Still, the American public believes what it wants to believe, despite massive evidence proving that we are being lied to on a regular basis about how our military members are killed.
So, I am now confirming the names and causes of death of the military personnel named in Krakauer’s book.  There were also names and descriptions of soldiers killed in non-combat death situations in the book Black Hearts, by Jim Frederick which await confirmation and addition to our lists.  I am likely to come across other sources.
Homicides within the military have only recently begun to be reported publicly.  Suicides, which may in fact be murders staged to look like suicides, are usually not properly investigated, so although families dispute the official cause of death frequently, there is no way of accurately counting suicides vs. homicides in a military setting.
One of the additional problems with keeping this list, is that families are sometimes convinced that a non-combat death is somehow less honorable than a combat death.  I’ve heard people say that they wish their loved one had been killed in combat…  So, some causes of death are purposely not revealed for that reason.
We will probably never know the accurate, comprehensive number of non-combat deaths in the current conflicts, let alone domestically.  Our lists are only an attempt to get an idea of just how many of our Soldiers, Sailors, Marines, and Airmen are killed in non-combat incidents while on active duty.  There are others who have begun to investigate similar deaths occurring shortly after discharge from the military services which are coming up with alarming numbers.
Donna Janeczko 

1 comment:

Anonymous said...

Donna, this is good. I would like to add a comment regarding families or persons who view non-combat deaths differently than combat deaths. As you know we lost two sons one in battle and one who died in his sleep from medications taken for PTSD. We believe that we are Gold Star Parents because of the deaths of BOTH of our sons, not just Robert who was KIA in Afghanistan. Andrew's death was ruled an accidental drug intoxication not a suicide. Whether a person's death was ruled as accidental or suicide should not be looked at any differently.
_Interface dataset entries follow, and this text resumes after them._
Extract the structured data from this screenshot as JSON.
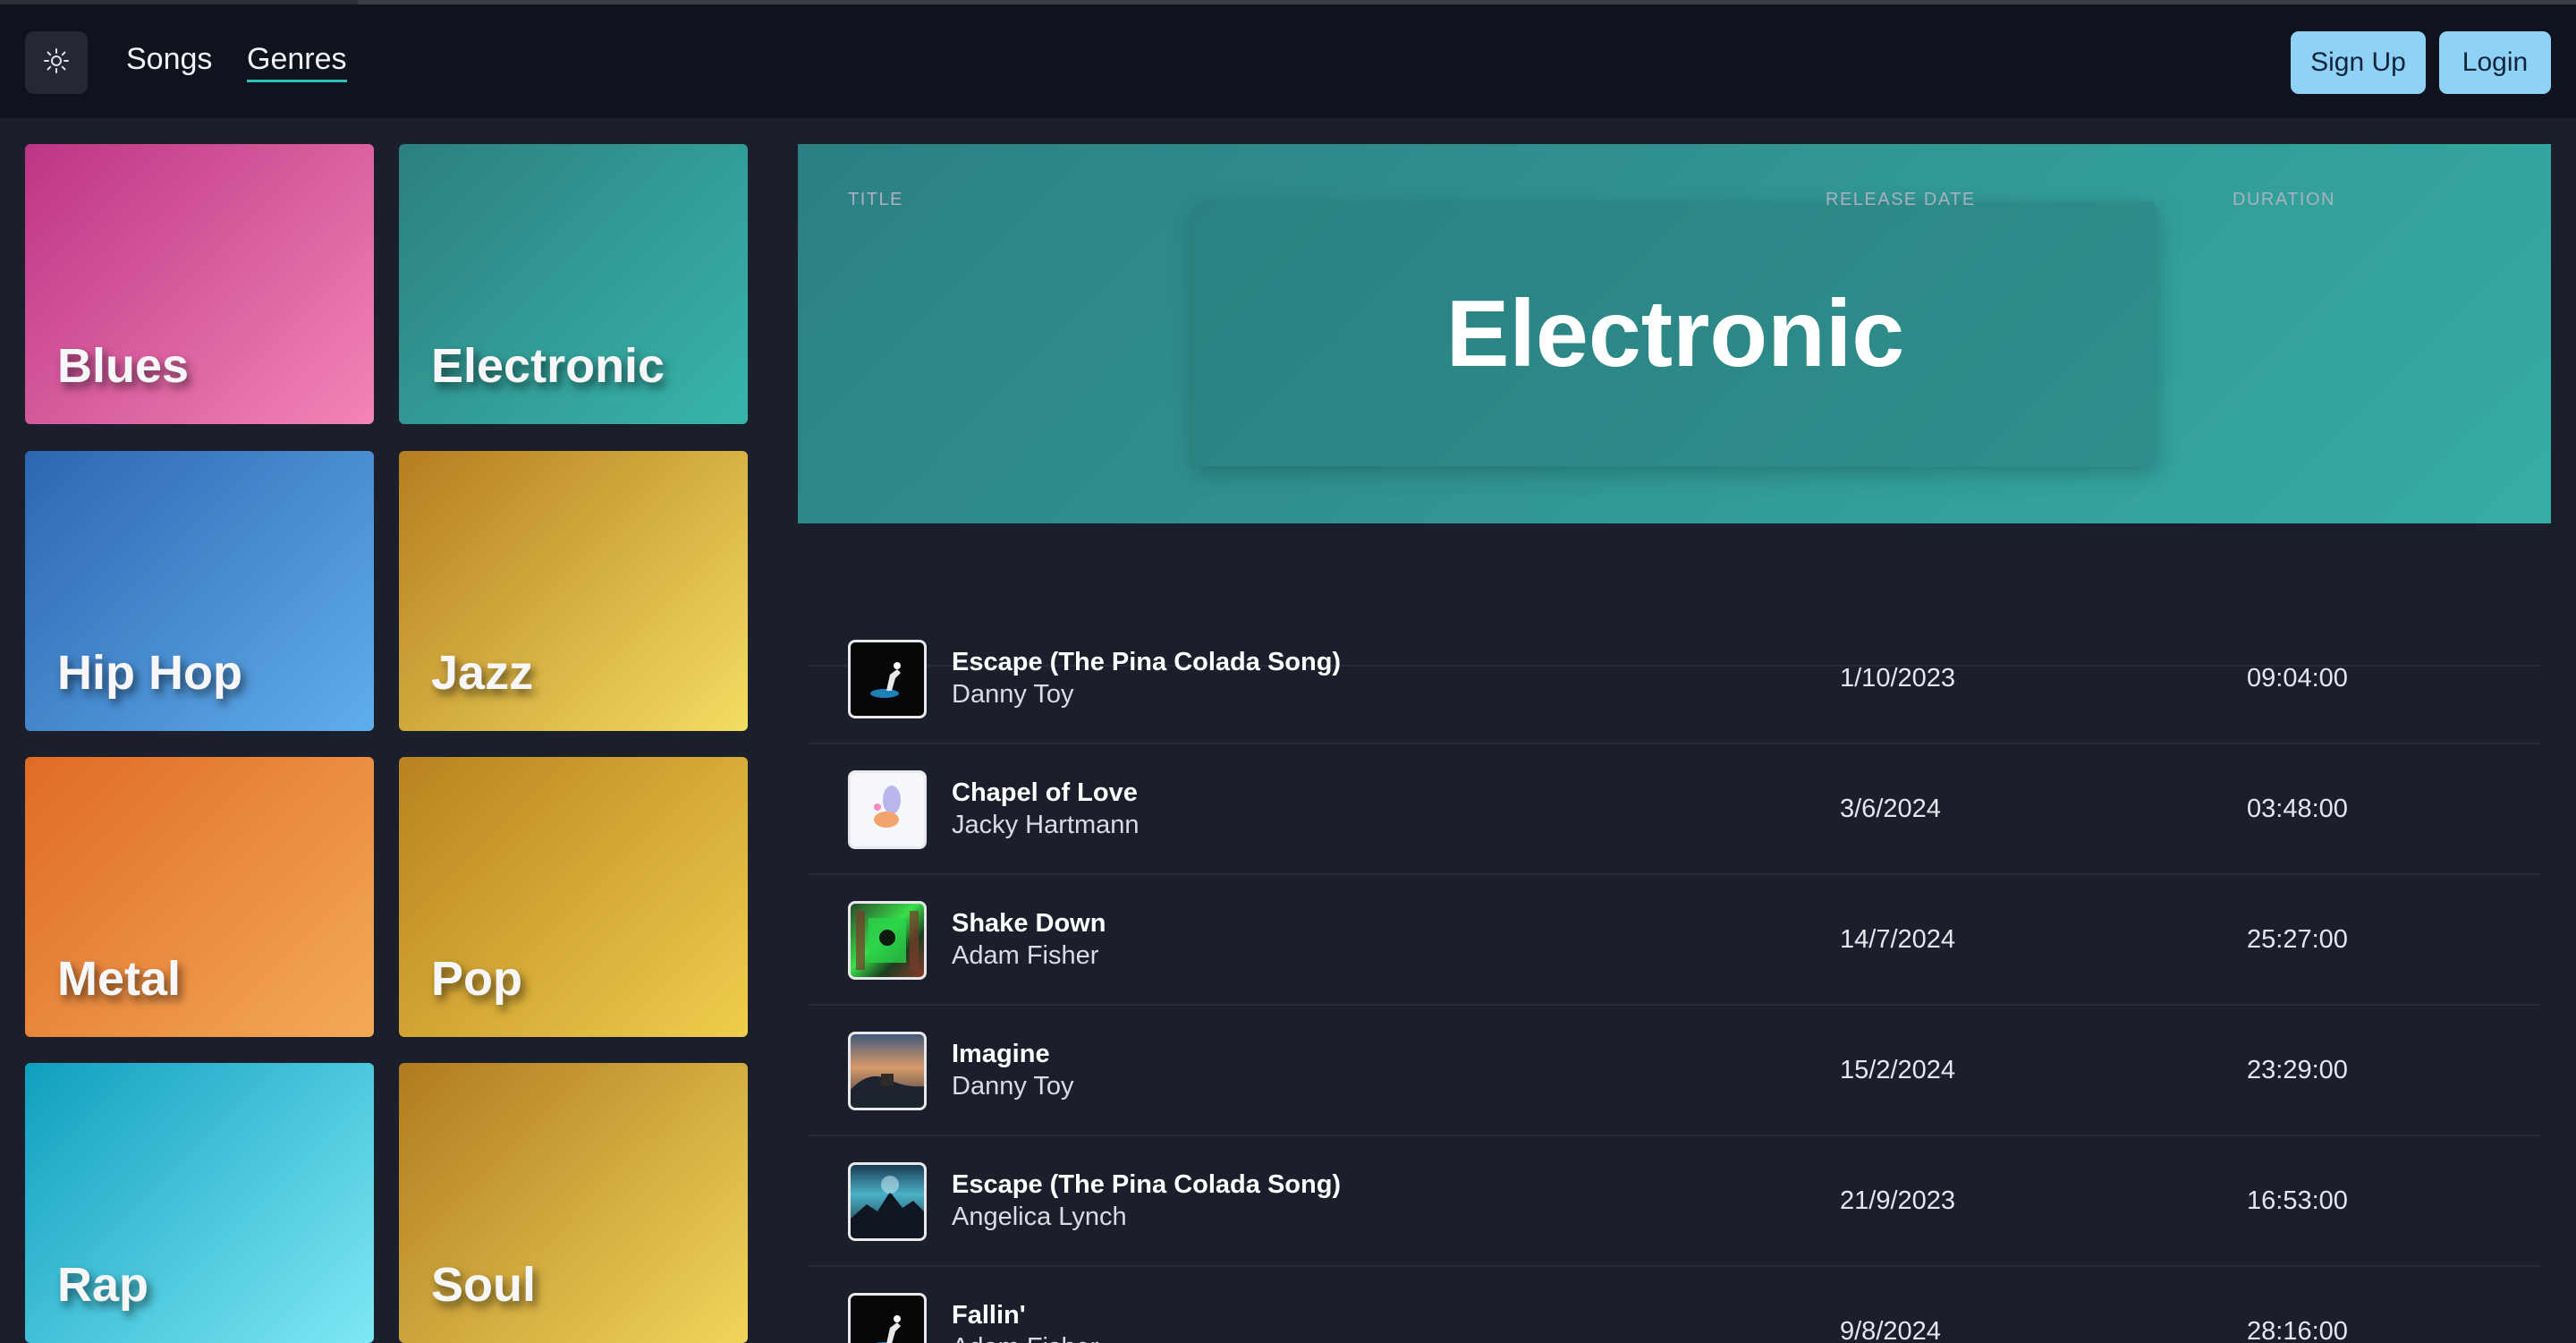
{
  "navbar": {
    "theme_icon": "sun-icon",
    "links": {
      "songs": "Songs",
      "genres": "Genres"
    },
    "signup_label": "Sign Up",
    "login_label": "Login",
    "accent_color": "#33c0b4",
    "button_color": "#8fd1f7"
  },
  "genres": [
    {
      "name": "Blues",
      "colors": [
        "#bd3585",
        "#f385b7"
      ]
    },
    {
      "name": "Electronic",
      "colors": [
        "#2d7f7f",
        "#37b5aa"
      ]
    },
    {
      "name": "Hip Hop",
      "colors": [
        "#2d66b3",
        "#60aeeb"
      ]
    },
    {
      "name": "Jazz",
      "colors": [
        "#b57d1f",
        "#f3dd63"
      ]
    },
    {
      "name": "Metal",
      "colors": [
        "#df6b26",
        "#f4aa58"
      ]
    },
    {
      "name": "Pop",
      "colors": [
        "#b8821f",
        "#efcd4d"
      ]
    },
    {
      "name": "Rap",
      "colors": [
        "#109fbf",
        "#7fe8f5"
      ]
    },
    {
      "name": "Soul",
      "colors": [
        "#b07b1f",
        "#f0d55c"
      ]
    }
  ],
  "hero": {
    "title": "Electronic"
  },
  "table": {
    "columns": {
      "title": "TITLE",
      "release_date": "RELEASE DATE",
      "duration": "DURATION"
    },
    "rows": [
      {
        "title": "Escape (The Pina Colada Song)",
        "artist": "Danny Toy",
        "release_date": "1/10/2023",
        "duration": "09:04:00",
        "artwork": "album-art-dark"
      },
      {
        "title": "Chapel of Love",
        "artist": "Jacky Hartmann",
        "release_date": "3/6/2024",
        "duration": "03:48:00",
        "artwork": "album-art-pastel"
      },
      {
        "title": "Shake Down",
        "artist": "Adam Fisher",
        "release_date": "14/7/2024",
        "duration": "25:27:00",
        "artwork": "album-art-green"
      },
      {
        "title": "Imagine",
        "artist": "Danny Toy",
        "release_date": "15/2/2024",
        "duration": "23:29:00",
        "artwork": "album-art-sunset"
      },
      {
        "title": "Escape (The Pina Colada Song)",
        "artist": "Angelica Lynch",
        "release_date": "21/9/2023",
        "duration": "16:53:00",
        "artwork": "album-art-storm"
      },
      {
        "title": "Fallin'",
        "artist": "Adam Fisher",
        "release_date": "9/8/2024",
        "duration": "28:16:00",
        "artwork": "album-art-dark"
      }
    ]
  }
}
The issues that need to be addressed by the DoD and VA is the treatment of these men and women who have "the hidden wound" called PTSD and TBI. We see no difference in soldiers/marines/airmen/sailors who have died while serving their country...they are all heroes and need to remembered as such. You have my permission to share this any way you like. Thanks.

Stan White, Gold Star Father of
SSG Robert F. White, 1/325 82 ABN, US Army
Cpl Andrew R. White 4th CEB USMC